Great Noligwa Gold Mine, South Africa
AngloGold Ashanti’s Great Noligwa underground gold mine is situated close to the town of Orkney, on the free state side of the Vaal River in South Africa.
It adjoins Kopanang and Moab Khotsong as part of AngloGold’s extensive Vaal River operations, which comprise four gold plants, one uranium plant and a sulphuric acid plant.
In 2008, the Vaal River operations (including surface operations) produced 34,785kg (1,119,000oz) of gold, equivalent to 22% of group production.
Production at Great Noligwa fell significantly in 2008 because of a transfer of the SV4 section to Moab Khotsong from where it is more easily accessible.
Geology and reserves
The reefs mined at Great Noligwa are the Vaal Reef and the Crystalkop Reef, with the Vaal Reef accounting for over 90% of the gold produced in the mine. The Vaal Reef consists of 85% of the ore reserve tonnage with mining grades between 10g/t and 20g/t.
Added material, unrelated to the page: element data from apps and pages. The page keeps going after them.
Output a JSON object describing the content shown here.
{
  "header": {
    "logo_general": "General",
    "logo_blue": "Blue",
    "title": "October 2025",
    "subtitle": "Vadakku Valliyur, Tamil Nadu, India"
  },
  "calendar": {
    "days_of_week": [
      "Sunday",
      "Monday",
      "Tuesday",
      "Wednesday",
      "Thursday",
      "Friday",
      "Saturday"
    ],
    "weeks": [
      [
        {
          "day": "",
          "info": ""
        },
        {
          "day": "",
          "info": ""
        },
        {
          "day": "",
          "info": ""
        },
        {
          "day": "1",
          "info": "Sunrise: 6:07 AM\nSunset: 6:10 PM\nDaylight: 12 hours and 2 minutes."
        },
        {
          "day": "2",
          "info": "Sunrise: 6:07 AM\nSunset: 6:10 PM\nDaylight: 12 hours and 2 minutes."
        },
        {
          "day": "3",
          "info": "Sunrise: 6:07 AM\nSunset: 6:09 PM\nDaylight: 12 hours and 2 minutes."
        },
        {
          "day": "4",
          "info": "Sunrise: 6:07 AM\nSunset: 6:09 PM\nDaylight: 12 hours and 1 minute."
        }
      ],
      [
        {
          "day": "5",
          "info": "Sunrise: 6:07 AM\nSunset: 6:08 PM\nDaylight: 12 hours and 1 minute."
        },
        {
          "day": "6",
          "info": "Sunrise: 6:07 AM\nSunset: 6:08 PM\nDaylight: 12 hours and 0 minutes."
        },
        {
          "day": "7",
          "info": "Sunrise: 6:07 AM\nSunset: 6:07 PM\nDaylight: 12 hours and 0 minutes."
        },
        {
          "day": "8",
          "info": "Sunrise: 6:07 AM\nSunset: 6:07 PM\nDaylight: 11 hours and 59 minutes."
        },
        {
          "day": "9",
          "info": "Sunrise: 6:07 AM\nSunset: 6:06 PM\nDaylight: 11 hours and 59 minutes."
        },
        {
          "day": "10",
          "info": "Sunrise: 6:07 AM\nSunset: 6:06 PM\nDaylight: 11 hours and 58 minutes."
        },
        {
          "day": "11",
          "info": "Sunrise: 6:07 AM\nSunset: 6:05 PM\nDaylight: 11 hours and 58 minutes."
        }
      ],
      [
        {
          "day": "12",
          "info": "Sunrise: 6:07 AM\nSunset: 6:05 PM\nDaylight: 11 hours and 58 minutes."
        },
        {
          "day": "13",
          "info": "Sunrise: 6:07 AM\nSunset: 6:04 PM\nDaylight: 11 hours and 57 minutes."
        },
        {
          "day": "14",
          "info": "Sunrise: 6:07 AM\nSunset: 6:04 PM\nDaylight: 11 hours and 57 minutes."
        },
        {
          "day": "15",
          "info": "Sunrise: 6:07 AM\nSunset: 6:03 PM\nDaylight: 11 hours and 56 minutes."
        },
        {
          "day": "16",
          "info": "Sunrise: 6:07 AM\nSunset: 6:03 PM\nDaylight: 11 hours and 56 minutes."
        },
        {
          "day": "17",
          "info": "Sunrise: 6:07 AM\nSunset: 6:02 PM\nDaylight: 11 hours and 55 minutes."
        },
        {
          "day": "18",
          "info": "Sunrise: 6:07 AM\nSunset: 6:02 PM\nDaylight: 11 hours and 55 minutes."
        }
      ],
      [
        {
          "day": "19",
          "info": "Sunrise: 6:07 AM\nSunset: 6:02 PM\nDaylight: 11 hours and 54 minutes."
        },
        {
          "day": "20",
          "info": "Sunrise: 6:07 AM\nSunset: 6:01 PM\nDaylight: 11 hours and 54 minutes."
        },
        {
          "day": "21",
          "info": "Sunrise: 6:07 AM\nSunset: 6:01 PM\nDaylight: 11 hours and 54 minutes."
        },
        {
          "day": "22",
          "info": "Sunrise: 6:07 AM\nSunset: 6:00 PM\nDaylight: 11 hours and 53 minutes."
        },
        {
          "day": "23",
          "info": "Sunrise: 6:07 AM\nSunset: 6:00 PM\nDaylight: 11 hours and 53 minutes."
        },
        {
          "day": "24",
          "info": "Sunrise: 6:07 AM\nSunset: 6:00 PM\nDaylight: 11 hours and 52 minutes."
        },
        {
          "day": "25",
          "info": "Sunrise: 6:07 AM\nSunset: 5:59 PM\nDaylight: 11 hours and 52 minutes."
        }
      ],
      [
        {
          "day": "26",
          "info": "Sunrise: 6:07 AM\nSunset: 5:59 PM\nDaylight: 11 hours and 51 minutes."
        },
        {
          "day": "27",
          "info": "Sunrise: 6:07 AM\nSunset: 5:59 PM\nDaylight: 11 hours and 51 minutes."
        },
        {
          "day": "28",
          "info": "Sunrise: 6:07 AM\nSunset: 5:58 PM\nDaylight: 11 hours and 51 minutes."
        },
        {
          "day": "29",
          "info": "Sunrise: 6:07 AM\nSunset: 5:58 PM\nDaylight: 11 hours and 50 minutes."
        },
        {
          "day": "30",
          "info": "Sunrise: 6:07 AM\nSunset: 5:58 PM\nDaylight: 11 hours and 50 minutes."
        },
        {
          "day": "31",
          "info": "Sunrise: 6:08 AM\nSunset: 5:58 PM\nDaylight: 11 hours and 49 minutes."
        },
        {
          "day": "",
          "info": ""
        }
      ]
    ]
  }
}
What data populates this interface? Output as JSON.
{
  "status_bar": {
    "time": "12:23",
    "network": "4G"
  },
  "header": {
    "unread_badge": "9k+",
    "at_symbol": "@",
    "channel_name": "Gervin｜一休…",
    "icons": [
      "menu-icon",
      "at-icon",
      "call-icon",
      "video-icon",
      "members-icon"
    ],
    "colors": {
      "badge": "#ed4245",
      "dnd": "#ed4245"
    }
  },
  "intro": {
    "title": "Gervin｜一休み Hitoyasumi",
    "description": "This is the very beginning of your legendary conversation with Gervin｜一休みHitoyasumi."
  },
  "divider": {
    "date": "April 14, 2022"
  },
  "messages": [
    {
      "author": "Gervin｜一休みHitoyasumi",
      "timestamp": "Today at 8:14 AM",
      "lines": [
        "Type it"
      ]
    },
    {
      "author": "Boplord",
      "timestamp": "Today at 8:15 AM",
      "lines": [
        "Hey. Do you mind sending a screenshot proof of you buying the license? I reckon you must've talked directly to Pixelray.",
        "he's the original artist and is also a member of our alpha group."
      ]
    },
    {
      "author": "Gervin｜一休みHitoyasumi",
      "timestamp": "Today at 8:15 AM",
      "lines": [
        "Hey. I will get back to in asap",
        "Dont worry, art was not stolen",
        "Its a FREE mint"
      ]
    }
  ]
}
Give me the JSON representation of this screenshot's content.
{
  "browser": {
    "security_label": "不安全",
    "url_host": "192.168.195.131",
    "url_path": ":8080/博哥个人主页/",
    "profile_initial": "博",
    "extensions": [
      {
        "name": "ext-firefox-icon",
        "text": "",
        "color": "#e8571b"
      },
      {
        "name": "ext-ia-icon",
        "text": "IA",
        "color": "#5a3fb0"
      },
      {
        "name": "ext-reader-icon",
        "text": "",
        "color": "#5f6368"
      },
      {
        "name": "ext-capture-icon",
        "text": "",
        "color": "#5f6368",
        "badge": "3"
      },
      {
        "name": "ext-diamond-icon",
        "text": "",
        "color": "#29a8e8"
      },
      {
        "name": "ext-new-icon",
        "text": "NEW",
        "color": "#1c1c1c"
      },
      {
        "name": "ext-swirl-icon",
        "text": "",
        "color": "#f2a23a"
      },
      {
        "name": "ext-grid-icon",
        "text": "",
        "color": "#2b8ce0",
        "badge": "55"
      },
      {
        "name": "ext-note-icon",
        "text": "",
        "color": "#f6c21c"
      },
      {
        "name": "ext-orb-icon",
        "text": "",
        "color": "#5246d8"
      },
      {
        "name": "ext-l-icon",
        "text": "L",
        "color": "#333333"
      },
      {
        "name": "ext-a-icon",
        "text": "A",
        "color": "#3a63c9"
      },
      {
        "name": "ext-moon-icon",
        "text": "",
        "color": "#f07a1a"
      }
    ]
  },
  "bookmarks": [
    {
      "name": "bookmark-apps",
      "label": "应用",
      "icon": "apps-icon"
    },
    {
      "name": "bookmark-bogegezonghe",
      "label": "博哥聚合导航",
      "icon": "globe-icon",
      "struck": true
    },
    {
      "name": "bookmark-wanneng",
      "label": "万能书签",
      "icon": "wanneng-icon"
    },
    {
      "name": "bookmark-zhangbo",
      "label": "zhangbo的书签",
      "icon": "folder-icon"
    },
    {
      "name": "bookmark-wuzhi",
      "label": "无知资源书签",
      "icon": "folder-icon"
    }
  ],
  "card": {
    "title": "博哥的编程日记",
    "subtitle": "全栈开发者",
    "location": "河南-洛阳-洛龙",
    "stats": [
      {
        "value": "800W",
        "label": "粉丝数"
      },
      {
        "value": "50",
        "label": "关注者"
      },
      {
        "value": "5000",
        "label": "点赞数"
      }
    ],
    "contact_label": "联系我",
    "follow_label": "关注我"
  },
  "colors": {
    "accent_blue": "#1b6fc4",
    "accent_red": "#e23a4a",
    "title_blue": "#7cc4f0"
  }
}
Mining and processing
The complexity of the ore at Great Noligwa has necessitated a scattered mining strategy comprising a twin-shaft system serving eight main levels at an average depth of 2,400m.
The reef is accessed from the footwall haulage and return airway development, with cross-cuts spaced every 180m to the reef horizon.
Raises are then developed on-reef to the level above and the reef is stoped out on strike with an average stope width of 150cm. Approximately 4,000m of development is completed each quarter.
The orebody is narrow and tabular and averages 35,000m² a month. Panels are on average 26m long.
Great Noligwa has its own dedicated milling and treatment plant which applies conventional crushing, screening, semi-autogenous grinding and carbon-in-leach processes to treat the ore and extract the gold. The plant has a nominal throughput capacity of 230,000tpm.
Production and costs
Production fell by 32% to (330,000oz) in 2008, compared to 483,000oz in 2007. The decline was due to the transfer of the high-grade SV4 section of the Great Noligwa mine to Moab Khotsong.
Safety stoppages and power-saving initiatives also contributed to the decline. The mine saw a decline in tonnes mined by about 34%.
Total cash costs for the year rose by 31% due to production volumes and higher input costs of power, labour and support.
The increase in costs was offset by an increase in uranium by-product credits resulting out of improved production and the cancellation of loss-making uranium contracts. Capital expenditure came to R213m ($26m).
AngloGold Ashanti is expecting a further 30% fall in production in 2009 to 7,000kg (220,000oz) at a total cash cost of between $460/oz and $480/oz. Capital expenditure of R198m ($20m) is planned.
As the operation ages, mining methods are converting from conventional scattered mining to pillar or remnant mining. Until now the Vaal Reef has been the most economically viable reef to mine. However, as this reef is mined out, the less economical Crystalkop Reef is being increasingly exploited as are economically viable pillars within the mine boundaries.